Written by Sean McPheat |
How many times have you found yourself trying to ‘close’ a prospect and you spend much of your time telling them about all the benefits, only to realise you have been doing most of the talking and the prospect has glazed over, approaching a comatose position?
When trying to gain commitment from a prospect, it is always better to involve them in the decision-making process, so they feel part of it, rather than being preached at.
Involving the prospect has two specific benefits:
It Confirms The Value In Their Eyes
Buyers are more likely to mentally see the value to their business when they are sharing the list of benefits to them, rather than just being told what they are.
There is a more persuasive atmosphere when the prospect is sharing what results they see themselves getting with your solution.
It Suggests And Insinuates Ownership
They start to envisage what it will be like when they own the product or use the service.
By using, in essence, a form of mental imagery in the discussions, the prospect starts to get a feeling of what it would be like suing, owning and benefiting from the product.
Much research has been done to prove the brain can’t tell the difference between reality and imagination.
Visualising a decision triggers new synaptic connections that are associated with the action.
This makes it easier and less risky to make a choice, as the person feels they are actually enjoying the results already.
When you imply ownership during this stage of the process, make it sound as if the decision has already been made, but without it sounding like there’s pressure being applied.
It would sound something like this:
“If you were to invest in this, would you want delivery all at once, or would you stagger it?”
“Would you be using your own finance if you decided to go ahead, or would you want to use ours?”
“Of the three options we’ve discussed, which one would be most appropriate for your business?”
Each of these sentences gets the prospect involved in the decision-making, and makes it more real to them.
Rather than just presenting solutions and you doing most of the talking, the buyer feels they can make decisions themselves and has a say in what direction they want to go with the process.
Harvard Business School’s Thomas Steenburgh said that “the prospect feels they have participated in defining the benefits they would attain.
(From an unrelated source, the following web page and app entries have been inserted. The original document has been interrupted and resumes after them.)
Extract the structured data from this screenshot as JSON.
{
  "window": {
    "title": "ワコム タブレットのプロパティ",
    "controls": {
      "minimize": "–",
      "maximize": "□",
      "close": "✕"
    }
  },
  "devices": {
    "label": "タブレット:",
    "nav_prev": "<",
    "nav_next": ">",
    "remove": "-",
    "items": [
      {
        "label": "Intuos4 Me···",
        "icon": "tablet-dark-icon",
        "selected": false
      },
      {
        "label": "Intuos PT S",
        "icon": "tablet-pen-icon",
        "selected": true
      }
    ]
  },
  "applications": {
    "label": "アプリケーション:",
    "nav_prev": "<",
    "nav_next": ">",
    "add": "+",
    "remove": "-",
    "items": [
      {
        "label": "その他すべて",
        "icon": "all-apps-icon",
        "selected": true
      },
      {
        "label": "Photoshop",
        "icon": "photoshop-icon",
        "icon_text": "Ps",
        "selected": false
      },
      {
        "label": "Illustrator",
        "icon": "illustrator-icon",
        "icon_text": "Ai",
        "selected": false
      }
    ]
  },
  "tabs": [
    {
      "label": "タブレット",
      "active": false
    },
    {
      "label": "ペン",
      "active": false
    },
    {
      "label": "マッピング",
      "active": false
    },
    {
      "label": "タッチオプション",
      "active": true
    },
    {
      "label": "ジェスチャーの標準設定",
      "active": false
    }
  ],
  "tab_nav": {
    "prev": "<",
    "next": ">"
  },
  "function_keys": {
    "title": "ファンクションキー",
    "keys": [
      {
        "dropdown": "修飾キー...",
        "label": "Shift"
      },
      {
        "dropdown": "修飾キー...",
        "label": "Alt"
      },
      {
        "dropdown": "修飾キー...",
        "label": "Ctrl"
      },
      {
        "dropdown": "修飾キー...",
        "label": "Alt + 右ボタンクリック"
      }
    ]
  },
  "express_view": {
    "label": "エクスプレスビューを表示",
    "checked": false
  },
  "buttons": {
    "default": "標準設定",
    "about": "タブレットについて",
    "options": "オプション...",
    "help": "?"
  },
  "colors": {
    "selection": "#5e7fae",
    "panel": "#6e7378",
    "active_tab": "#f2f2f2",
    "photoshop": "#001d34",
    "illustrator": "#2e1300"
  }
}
This leads to stronger commitment and a sense of urgency to complete the purchase, and it increases the prospect’s willing ness to ‘sell’ the product internally to other divisions or departments within the decision-making unit.”
So, try to create a few commitment questions that involve your prospects.
Make them build value as well as suggest ownership.
Practice them with your colleagues so they feel natural and also get your colleagues to critique them so they feel natural and specific to your products and services.
Hopefully, you’ll see more buyer-involvement and create more commitment.
Originally published: 19 May, 2017